Determine how many lines below include the string "HALOT". Reply with the number only.

== Segment start ==

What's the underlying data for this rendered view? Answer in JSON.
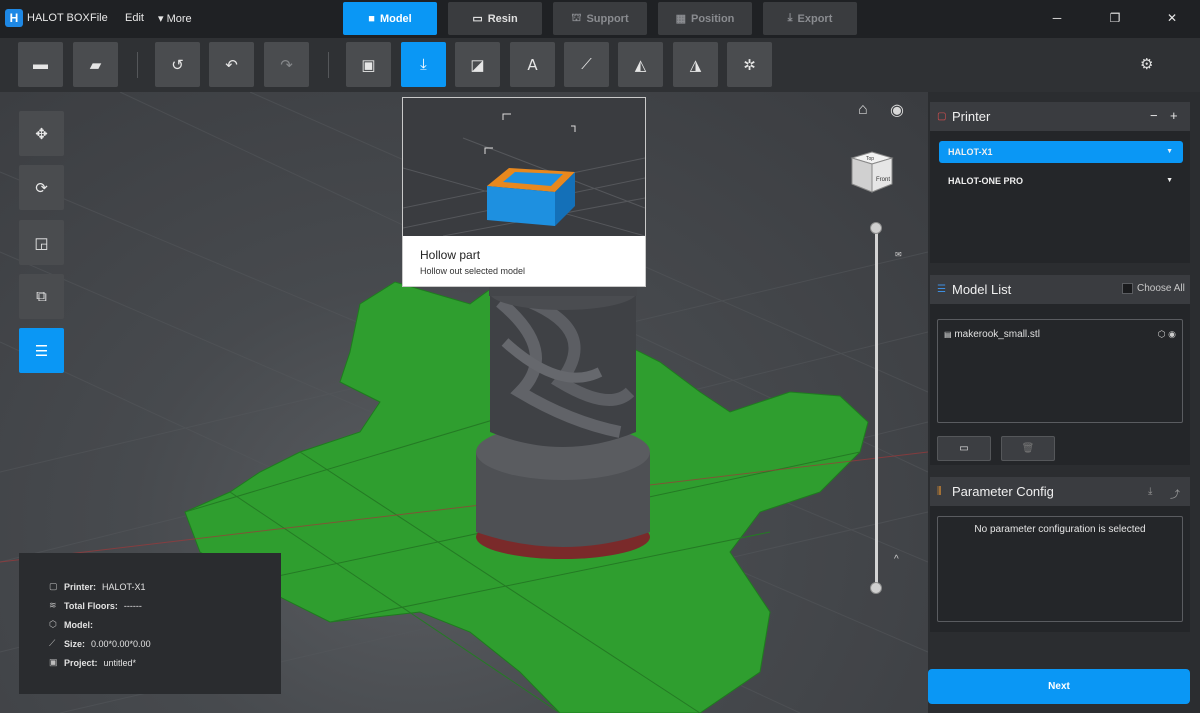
{
  "app": {
    "name": "HALOT BOX",
    "logo_letter": "H"
  },
  "menu": {
    "file": "File",
    "edit": "Edit",
    "more": "More"
  },
  "steps": [
    {
      "label": "Model",
      "state": "active"
    },
    {
      "label": "Resin",
      "state": "enabled"
    },
    {
      "label": "Support",
      "state": "disabled"
    },
    {
      "label": "Position",
      "state": "disabled"
    },
    {
      "label": "Export",
      "state": "disabled"
    }
  ],
  "window_controls": {
    "minimize": "─",
    "restore": "❐",
    "close": "✕"
  },
  "toolbar": {
    "icons": [
      "open-folder-icon",
      "save-icon",
      "history-icon",
      "undo-icon",
      "redo-icon",
      "print-icon",
      "hollow-icon",
      "cut-icon",
      "text-icon",
      "measure-icon",
      "eraser-icon",
      "mirror-icon",
      "lattice-icon",
      "settings-icon"
    ],
    "active": "hollow-icon"
  },
  "side_tools": [
    "move-icon",
    "rotate-icon",
    "scale-icon",
    "duplicate-icon",
    "list-icon"
  ],
  "tooltip": {
    "title": "Hollow part",
    "description": "Hollow out selected model"
  },
  "info": {
    "printer_label": "Printer:",
    "printer_value": "HALOT-X1",
    "floors_label": "Total Floors:",
    "floors_value": "------",
    "model_label": "Model:",
    "model_value": "",
    "size_label": "Size:",
    "size_value": "0.00*0.00*0.00",
    "project_label": "Project:",
    "project_value": "untitled*"
  },
  "view_cube": {
    "top": "Top",
    "front": "Front"
  },
  "slider": {
    "up_glyph": "^"
  },
  "printer_panel": {
    "title": "Printer",
    "printers": [
      {
        "name": "HALOT-X1",
        "selected": true
      },
      {
        "name": "HALOT-ONE PRO",
        "selected": false
      }
    ]
  },
  "model_list": {
    "title": "Model List",
    "choose_all": "Choose All",
    "items": [
      {
        "name": "makerook_small.stl"
      }
    ]
  },
  "parameter_config": {
    "title": "Parameter Config",
    "empty_message": "No parameter configuration is selected"
  },
  "next_button": "Next",
  "colors": {
    "accent": "#0a97f5",
    "plate": "#2f9e2f",
    "model": "#505256",
    "printer_icon": "#e05050",
    "list_icon": "#3d8ee0",
    "param_icon": "#e09030"
  }
}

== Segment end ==

* _Solution to this task_
4